What you will do
Below are records. Find each line in them that holds the word "Floris" and copy it.
···
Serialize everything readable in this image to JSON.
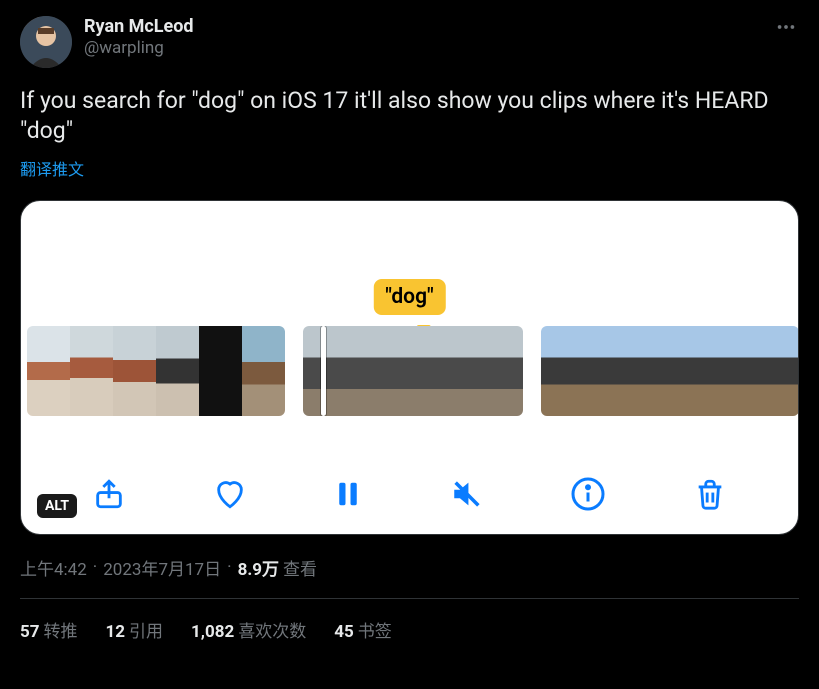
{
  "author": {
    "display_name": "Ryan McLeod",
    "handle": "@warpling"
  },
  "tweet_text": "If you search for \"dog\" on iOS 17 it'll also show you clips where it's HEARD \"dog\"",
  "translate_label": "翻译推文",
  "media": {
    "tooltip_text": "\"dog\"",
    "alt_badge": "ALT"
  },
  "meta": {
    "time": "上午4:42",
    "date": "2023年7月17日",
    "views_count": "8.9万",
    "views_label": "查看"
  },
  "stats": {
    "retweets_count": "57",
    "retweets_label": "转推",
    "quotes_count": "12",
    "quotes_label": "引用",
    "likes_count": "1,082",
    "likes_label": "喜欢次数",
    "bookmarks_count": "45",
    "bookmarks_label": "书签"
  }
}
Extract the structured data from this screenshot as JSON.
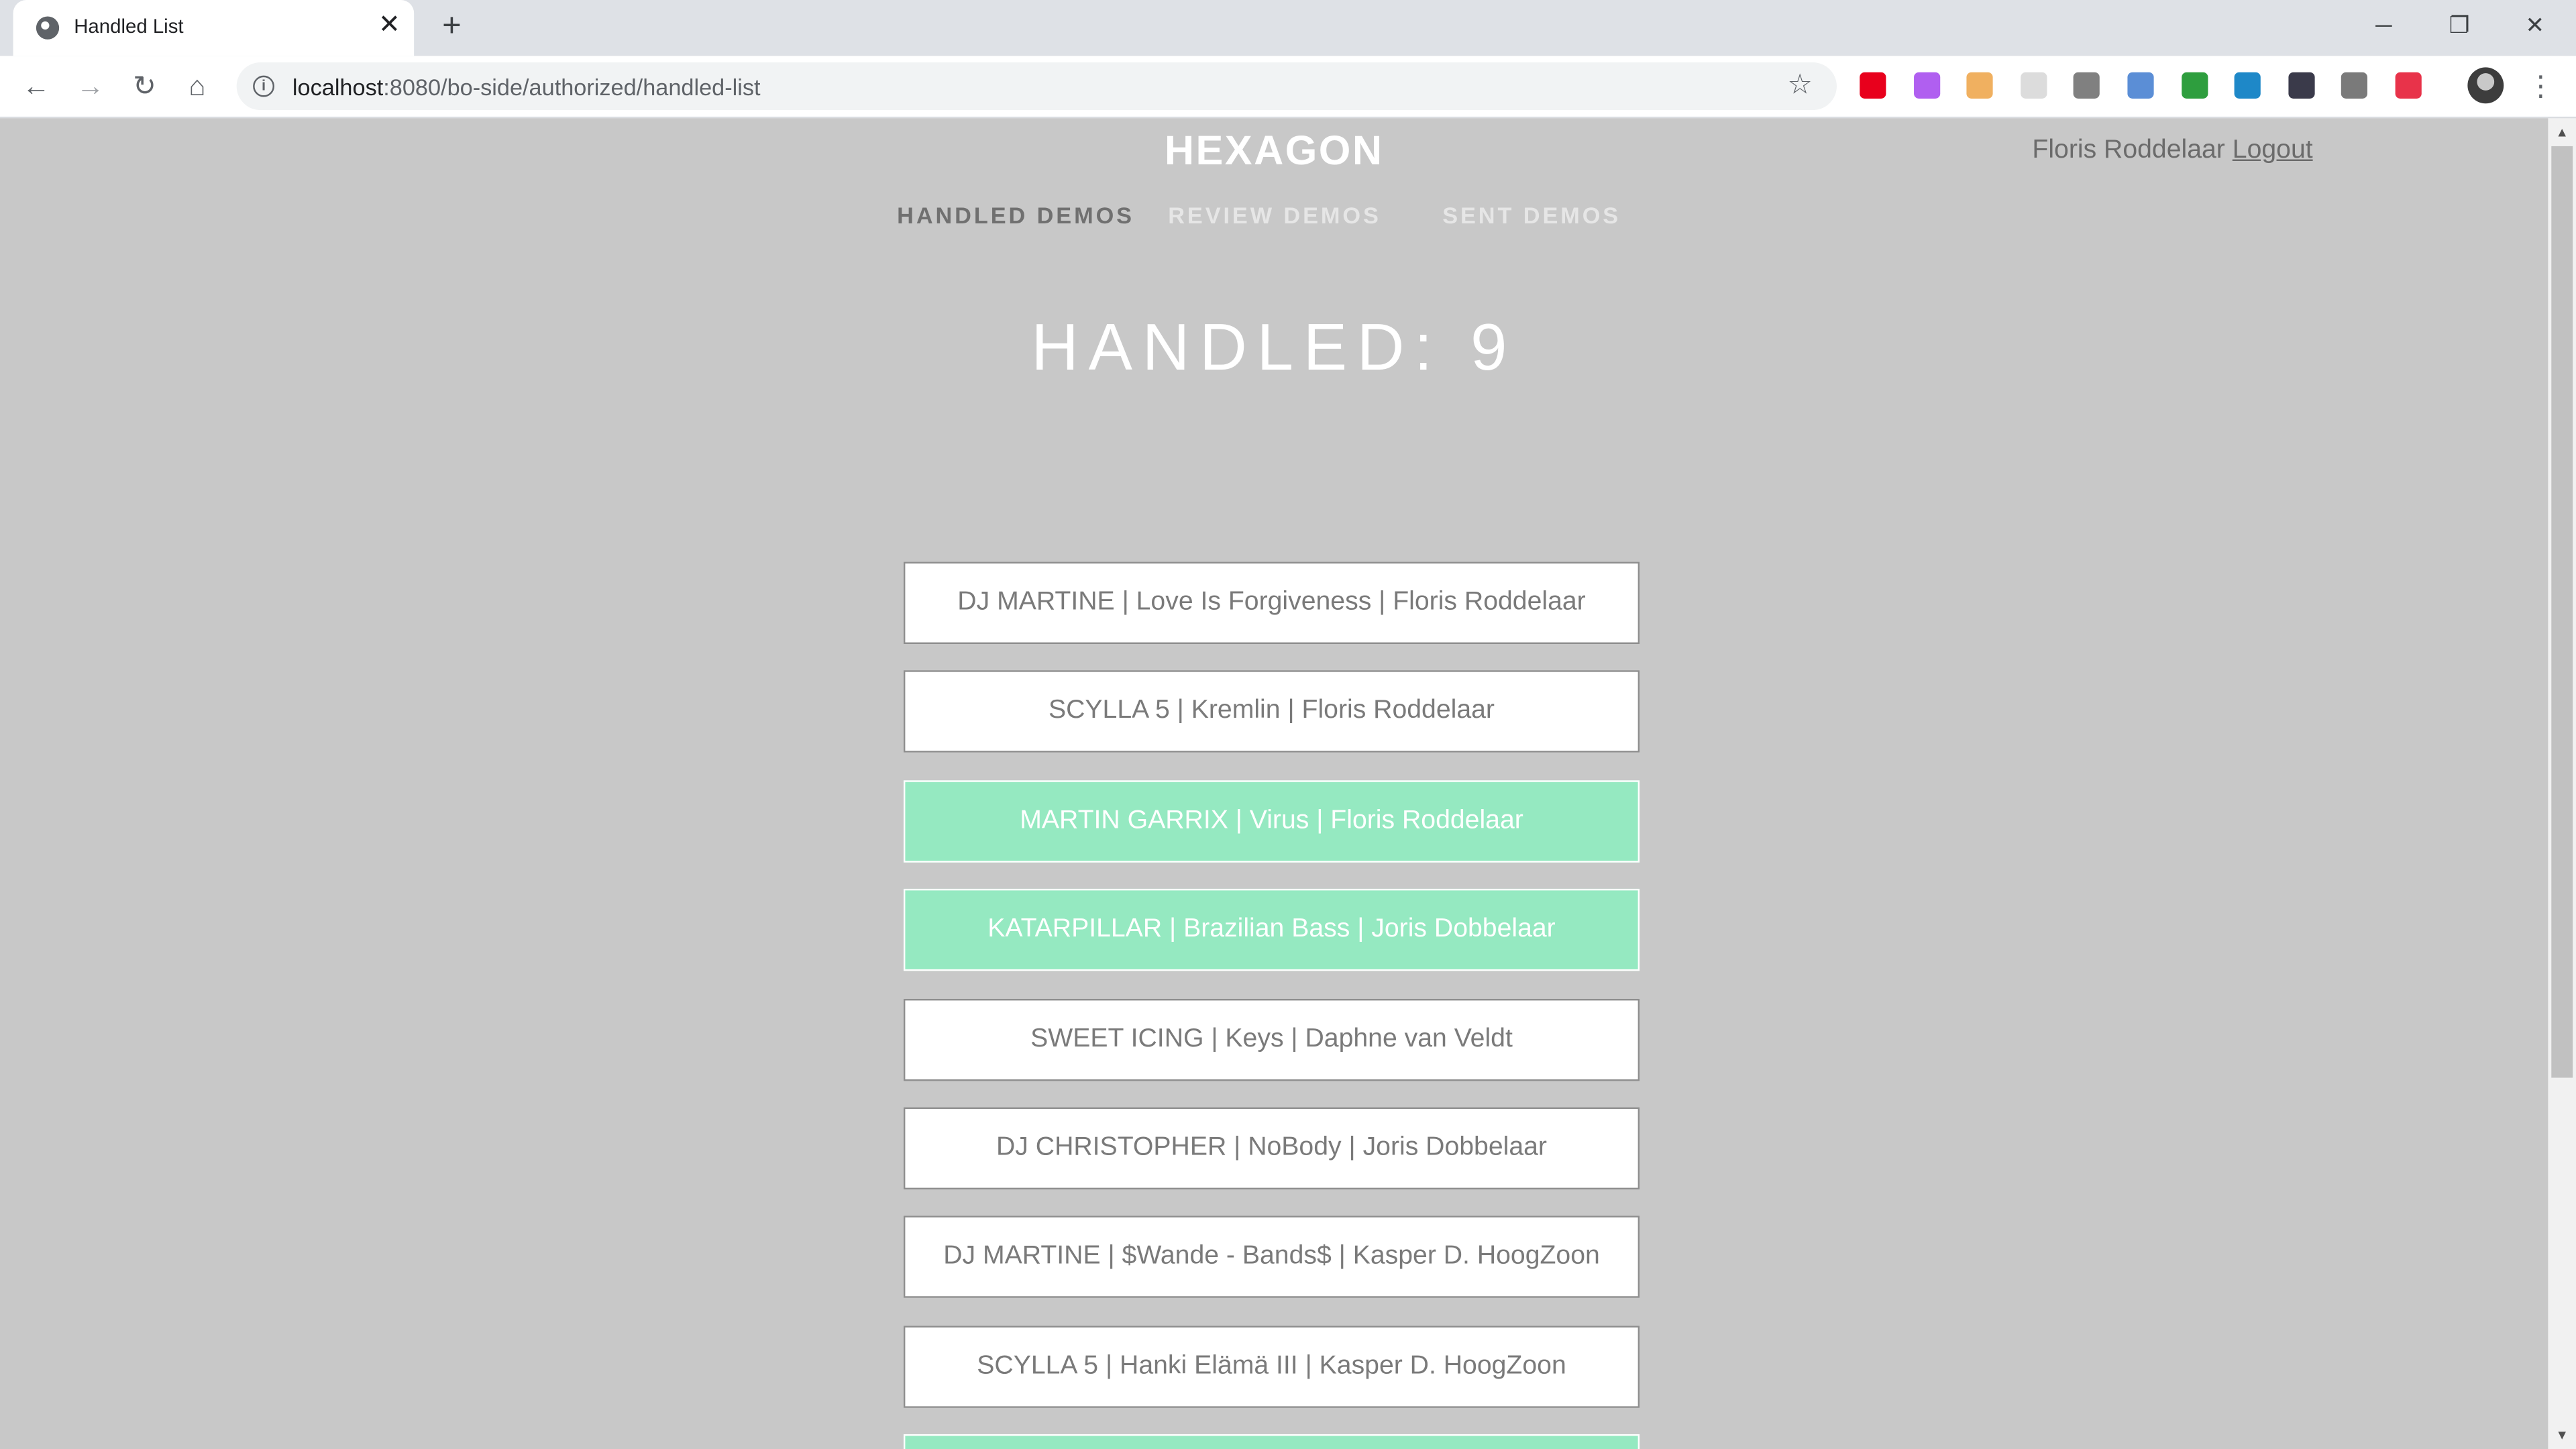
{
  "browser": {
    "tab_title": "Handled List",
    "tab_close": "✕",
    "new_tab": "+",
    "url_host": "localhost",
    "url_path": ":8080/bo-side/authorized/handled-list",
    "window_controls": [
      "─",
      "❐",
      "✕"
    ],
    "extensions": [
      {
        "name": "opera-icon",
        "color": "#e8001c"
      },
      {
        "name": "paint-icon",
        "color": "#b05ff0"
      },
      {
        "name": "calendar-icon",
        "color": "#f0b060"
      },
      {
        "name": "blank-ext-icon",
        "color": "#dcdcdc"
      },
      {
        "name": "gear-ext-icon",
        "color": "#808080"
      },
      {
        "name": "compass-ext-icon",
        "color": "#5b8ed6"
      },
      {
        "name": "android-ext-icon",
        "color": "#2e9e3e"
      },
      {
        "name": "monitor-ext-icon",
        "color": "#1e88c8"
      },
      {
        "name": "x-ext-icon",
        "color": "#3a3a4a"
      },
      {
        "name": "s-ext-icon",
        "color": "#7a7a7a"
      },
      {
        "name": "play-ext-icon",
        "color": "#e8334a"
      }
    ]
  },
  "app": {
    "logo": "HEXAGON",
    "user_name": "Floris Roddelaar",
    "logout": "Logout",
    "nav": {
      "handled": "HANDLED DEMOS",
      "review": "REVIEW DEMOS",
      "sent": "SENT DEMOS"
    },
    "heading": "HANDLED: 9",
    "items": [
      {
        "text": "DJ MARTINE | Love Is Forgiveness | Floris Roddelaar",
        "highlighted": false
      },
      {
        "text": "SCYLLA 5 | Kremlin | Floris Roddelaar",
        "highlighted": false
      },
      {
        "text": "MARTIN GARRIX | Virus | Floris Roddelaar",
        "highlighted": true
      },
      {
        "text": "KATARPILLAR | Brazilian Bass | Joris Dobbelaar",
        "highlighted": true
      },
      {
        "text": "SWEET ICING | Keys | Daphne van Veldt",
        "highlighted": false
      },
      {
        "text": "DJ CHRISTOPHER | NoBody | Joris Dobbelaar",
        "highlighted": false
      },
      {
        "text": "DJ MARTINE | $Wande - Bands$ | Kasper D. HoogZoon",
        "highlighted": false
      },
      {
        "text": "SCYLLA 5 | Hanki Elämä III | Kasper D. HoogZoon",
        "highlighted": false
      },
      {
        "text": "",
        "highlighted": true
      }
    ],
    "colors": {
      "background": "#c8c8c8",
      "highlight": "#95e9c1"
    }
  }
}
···
Solution to the exercise
    "user_name": "Floris Roddelaar",
        "text": "DJ MARTINE | Love Is Forgiveness | Floris Roddelaar",
        "text": "SCYLLA 5 | Kremlin | Floris Roddelaar",
        "text": "MARTIN GARRIX | Virus | Floris Roddelaar",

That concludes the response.